4. Bentley T1 & Rolls Royce Silver Shadow
Here is another car that looks great. It also drives beautifully too. It is well built as well. But don’t buy one. There is no such thing as a cheap Rolls, just a Rolls waiting to bankrupt you. These cars are very expensive to own and while no more unreliable than other classic cars of similar age they are catastrophically expensive to repair when they go wrong. The carburettor cars of the 1970s are also wallet-meltingly costly to run with single figure mpg. You may be reading this thinking – sure, I know that, but I still want one. You don’t. If you want the Crewe battleship experience get a blown Bentley R from the late 1980s or early 1990s – they are robust, well built and pretty cool too.
So there you have it. An Alfa is the best classic car to own, a DeLorean isn’t. Of course, buying a classic car is as much about emotion as practical level-headed decision making.
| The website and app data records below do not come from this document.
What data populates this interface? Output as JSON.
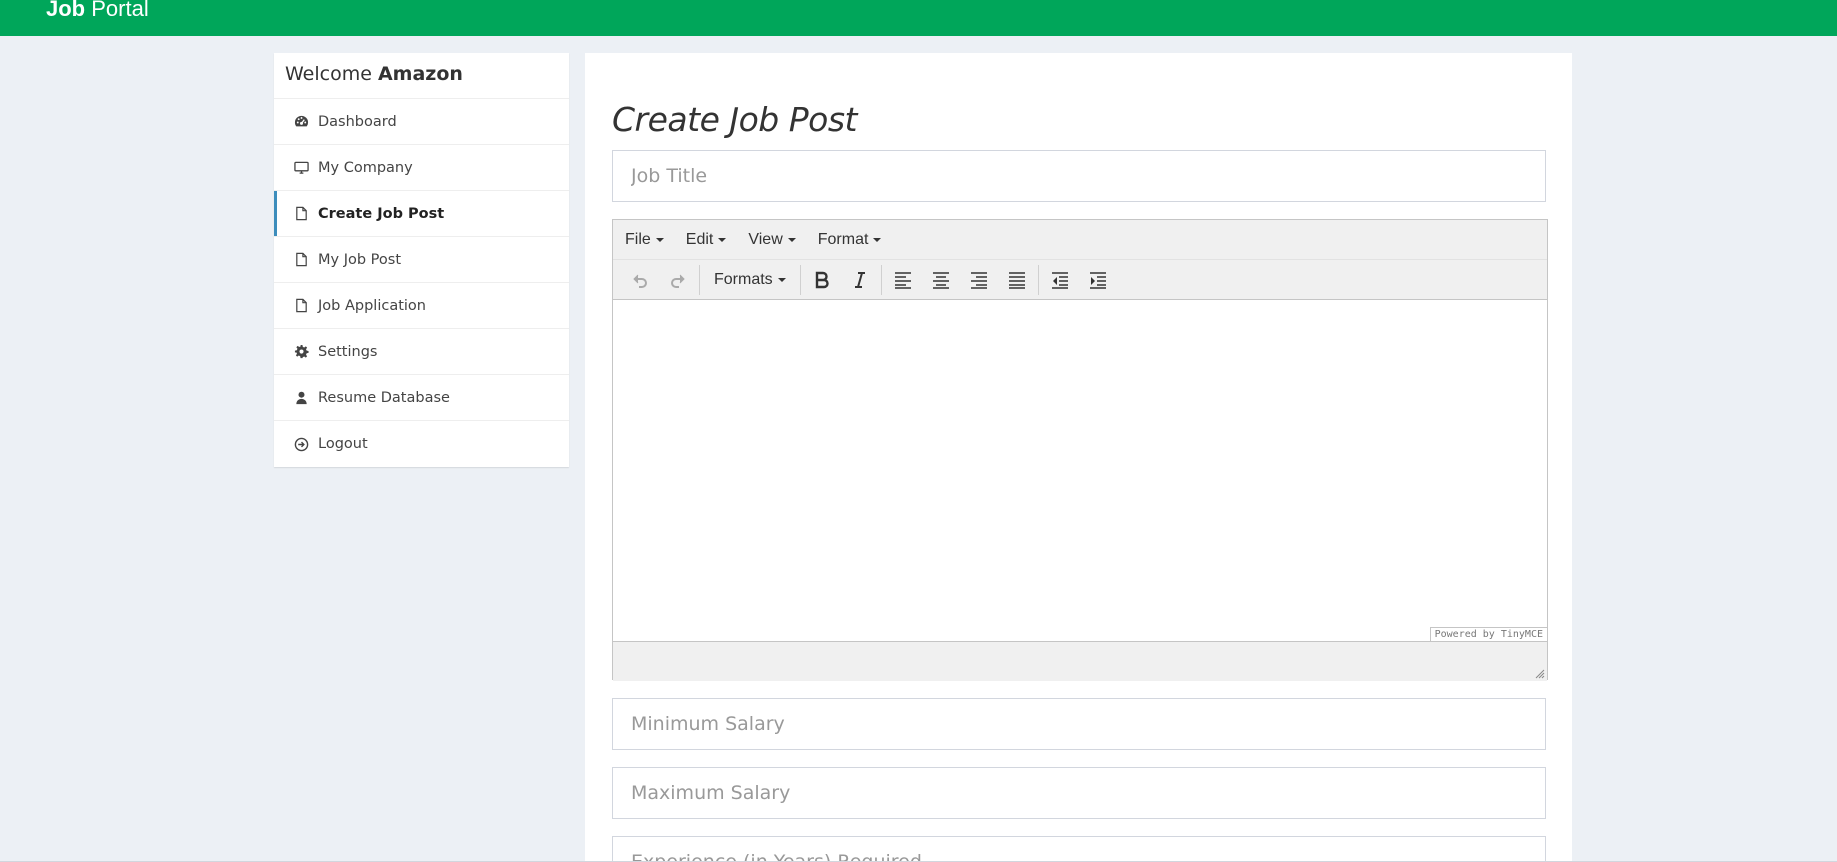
{
  "header": {
    "brand_bold": "Job",
    "brand_rest": " Portal",
    "color": "#00a65a"
  },
  "sidebar": {
    "welcome_prefix": "Welcome ",
    "welcome_name": "Amazon",
    "items": [
      {
        "label": "Dashboard",
        "icon": "dashboard-icon"
      },
      {
        "label": "My Company",
        "icon": "desktop-icon"
      },
      {
        "label": "Create Job Post",
        "icon": "file-icon",
        "active": true
      },
      {
        "label": "My Job Post",
        "icon": "file-icon"
      },
      {
        "label": "Job Application",
        "icon": "file-icon"
      },
      {
        "label": "Settings",
        "icon": "gear-icon"
      },
      {
        "label": "Resume Database",
        "icon": "user-icon"
      },
      {
        "label": "Logout",
        "icon": "logout-icon"
      }
    ],
    "active_color": "#3c8dbc"
  },
  "main": {
    "title": "Create Job Post",
    "job_title_placeholder": "Job Title",
    "min_salary_placeholder": "Minimum Salary",
    "max_salary_placeholder": "Maximum Salary",
    "experience_placeholder": "Experience (in Years) Required"
  },
  "editor": {
    "menu": [
      "File",
      "Edit",
      "View",
      "Format"
    ],
    "formats_label": "Formats",
    "powered_by": "Powered by TinyMCE"
  }
}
In the process of building Great Escape I’ve experienced exactly that balancing act, but ultimately the cars I’ve loved the most have been the ones I have been able to enjoy the most and a big part of that enjoyment is knowing it will get me where I’m going pretty much every time.
To find out more about our classic car hire fleet and our maintenance regime call 01527 893733 or visit http://www.greatescapecars.co.uk.